### Your assignment
What lines of the data below hold the string "nickname"? Copy each one out.
>>>
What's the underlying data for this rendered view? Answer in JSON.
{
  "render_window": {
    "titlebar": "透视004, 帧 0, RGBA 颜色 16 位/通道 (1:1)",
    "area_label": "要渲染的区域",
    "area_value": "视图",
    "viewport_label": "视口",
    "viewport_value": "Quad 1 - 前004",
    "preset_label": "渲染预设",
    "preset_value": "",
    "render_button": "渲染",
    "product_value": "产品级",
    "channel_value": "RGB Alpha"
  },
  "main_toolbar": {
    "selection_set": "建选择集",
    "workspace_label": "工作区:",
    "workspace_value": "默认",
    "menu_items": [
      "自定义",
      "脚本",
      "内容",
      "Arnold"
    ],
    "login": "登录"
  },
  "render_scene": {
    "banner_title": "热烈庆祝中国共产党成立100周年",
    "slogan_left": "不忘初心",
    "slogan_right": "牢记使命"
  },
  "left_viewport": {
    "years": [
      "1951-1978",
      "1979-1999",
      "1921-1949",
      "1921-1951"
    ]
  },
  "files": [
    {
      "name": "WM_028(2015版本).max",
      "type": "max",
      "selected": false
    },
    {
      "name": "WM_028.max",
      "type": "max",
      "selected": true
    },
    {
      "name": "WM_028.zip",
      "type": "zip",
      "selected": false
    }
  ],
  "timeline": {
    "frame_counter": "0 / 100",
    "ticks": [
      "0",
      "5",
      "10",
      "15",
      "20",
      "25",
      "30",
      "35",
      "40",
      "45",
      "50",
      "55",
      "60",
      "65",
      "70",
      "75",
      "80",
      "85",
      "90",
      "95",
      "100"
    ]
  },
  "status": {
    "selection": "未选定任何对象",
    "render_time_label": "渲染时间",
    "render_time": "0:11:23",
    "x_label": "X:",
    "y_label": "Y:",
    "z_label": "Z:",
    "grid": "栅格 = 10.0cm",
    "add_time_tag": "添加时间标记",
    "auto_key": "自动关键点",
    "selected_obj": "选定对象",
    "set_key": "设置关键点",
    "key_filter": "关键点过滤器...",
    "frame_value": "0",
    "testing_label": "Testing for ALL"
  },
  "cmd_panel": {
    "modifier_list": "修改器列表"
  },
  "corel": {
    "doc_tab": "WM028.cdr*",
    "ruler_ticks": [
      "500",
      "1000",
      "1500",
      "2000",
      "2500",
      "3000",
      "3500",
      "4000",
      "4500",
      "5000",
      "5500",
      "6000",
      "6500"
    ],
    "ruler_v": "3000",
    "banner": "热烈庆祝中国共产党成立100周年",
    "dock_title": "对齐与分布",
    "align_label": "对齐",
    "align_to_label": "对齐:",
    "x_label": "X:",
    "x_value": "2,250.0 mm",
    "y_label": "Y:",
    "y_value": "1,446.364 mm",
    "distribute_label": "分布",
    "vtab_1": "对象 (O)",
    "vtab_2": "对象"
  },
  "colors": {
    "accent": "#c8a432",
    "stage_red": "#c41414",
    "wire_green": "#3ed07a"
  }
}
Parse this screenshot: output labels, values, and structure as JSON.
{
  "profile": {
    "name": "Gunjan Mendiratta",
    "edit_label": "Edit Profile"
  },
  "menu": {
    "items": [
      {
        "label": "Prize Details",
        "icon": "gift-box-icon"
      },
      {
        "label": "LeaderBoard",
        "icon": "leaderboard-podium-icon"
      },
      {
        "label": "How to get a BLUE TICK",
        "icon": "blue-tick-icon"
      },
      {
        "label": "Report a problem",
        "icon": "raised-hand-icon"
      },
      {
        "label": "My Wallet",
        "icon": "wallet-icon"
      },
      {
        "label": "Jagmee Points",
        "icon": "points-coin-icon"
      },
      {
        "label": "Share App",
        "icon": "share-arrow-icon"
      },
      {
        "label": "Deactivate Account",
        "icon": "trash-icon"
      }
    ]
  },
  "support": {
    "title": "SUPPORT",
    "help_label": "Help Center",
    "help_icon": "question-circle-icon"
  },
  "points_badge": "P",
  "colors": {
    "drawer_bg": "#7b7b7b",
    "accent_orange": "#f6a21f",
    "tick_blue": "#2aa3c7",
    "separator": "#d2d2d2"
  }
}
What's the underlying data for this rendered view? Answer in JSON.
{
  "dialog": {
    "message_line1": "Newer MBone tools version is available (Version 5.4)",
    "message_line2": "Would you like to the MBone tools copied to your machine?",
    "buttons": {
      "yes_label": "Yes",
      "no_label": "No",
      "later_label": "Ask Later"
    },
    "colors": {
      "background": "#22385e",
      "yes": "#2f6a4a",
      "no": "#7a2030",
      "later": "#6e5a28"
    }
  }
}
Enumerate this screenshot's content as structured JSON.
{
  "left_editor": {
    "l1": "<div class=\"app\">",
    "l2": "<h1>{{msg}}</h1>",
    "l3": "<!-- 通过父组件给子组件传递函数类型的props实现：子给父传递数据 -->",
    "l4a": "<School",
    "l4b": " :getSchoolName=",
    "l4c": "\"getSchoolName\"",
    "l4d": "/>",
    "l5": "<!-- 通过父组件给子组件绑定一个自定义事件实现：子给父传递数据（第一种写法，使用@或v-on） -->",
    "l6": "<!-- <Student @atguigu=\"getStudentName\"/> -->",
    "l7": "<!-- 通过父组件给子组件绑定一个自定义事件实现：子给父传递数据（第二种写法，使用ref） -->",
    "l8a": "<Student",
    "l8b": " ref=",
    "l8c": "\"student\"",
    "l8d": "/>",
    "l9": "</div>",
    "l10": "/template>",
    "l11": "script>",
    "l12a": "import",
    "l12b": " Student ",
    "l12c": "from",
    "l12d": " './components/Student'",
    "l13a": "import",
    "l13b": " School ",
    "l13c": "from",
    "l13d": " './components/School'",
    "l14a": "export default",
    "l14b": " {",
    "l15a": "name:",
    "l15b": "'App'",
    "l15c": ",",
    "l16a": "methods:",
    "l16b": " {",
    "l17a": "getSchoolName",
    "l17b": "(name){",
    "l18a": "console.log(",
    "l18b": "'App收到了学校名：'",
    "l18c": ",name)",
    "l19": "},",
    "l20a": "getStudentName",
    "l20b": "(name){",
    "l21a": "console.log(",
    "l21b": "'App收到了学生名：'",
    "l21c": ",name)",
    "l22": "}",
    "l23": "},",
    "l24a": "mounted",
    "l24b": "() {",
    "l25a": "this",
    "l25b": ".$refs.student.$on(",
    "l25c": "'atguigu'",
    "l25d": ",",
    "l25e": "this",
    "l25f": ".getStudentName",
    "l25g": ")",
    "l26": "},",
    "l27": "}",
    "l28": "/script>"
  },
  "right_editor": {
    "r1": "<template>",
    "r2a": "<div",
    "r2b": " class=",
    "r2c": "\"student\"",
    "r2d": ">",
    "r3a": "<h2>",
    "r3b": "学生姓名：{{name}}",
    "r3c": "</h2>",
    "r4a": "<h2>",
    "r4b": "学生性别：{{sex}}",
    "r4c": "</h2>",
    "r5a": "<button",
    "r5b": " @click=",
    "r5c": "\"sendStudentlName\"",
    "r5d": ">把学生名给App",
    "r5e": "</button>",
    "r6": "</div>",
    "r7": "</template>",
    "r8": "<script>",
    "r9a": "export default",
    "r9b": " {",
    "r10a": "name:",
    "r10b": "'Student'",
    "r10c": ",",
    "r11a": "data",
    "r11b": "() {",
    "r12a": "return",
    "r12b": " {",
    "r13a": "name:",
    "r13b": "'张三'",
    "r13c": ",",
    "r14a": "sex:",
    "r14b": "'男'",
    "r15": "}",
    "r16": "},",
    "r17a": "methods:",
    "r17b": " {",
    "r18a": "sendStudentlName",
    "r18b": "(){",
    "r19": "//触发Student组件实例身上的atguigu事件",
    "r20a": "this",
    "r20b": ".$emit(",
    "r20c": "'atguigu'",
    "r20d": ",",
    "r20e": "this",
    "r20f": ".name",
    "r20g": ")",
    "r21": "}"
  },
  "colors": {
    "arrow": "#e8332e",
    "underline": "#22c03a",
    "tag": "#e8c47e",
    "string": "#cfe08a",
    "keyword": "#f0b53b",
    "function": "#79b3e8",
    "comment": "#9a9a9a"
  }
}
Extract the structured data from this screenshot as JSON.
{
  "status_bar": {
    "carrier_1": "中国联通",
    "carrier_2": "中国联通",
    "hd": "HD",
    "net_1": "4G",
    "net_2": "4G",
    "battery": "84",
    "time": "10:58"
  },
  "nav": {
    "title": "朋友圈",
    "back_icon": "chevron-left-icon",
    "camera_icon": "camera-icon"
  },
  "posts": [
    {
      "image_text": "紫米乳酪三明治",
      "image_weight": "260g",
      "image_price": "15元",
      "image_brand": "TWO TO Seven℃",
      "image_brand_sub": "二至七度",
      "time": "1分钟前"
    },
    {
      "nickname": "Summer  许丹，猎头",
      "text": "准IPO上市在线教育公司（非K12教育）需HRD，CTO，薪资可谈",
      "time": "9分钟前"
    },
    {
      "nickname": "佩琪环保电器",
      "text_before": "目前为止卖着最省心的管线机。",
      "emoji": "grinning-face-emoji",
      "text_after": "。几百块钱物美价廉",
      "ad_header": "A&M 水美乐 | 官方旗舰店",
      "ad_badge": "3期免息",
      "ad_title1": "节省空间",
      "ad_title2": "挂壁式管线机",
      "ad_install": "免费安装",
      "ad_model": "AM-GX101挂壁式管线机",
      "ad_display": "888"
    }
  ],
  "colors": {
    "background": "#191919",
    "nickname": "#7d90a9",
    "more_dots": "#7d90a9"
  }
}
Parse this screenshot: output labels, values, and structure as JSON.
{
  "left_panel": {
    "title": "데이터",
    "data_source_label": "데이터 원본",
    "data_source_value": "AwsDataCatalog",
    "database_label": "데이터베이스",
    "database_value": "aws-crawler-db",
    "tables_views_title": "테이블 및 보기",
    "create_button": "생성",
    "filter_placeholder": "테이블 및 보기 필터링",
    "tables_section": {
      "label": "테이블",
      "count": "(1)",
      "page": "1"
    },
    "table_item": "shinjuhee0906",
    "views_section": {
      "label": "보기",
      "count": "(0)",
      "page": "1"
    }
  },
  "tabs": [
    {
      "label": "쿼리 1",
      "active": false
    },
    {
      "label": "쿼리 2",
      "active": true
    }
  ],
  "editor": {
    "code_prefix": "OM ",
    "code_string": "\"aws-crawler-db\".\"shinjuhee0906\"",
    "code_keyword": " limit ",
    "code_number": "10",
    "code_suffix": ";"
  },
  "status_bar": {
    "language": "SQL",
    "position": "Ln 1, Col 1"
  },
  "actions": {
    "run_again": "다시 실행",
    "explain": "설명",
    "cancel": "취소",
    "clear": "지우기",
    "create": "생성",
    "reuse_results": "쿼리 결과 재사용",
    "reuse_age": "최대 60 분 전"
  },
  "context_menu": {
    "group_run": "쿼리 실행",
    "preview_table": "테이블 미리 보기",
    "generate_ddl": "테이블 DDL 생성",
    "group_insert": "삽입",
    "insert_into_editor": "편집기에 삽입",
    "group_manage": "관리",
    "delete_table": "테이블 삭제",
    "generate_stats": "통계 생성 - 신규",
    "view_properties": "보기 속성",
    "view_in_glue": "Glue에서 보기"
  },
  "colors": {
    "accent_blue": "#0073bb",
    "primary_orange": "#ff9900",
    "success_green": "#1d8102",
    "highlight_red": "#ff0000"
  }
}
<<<
### Task result
      "nickname": "Summer  许丹，猎头",
      "nickname": "佩琪环保电器",
    "nickname": "#7d90a9",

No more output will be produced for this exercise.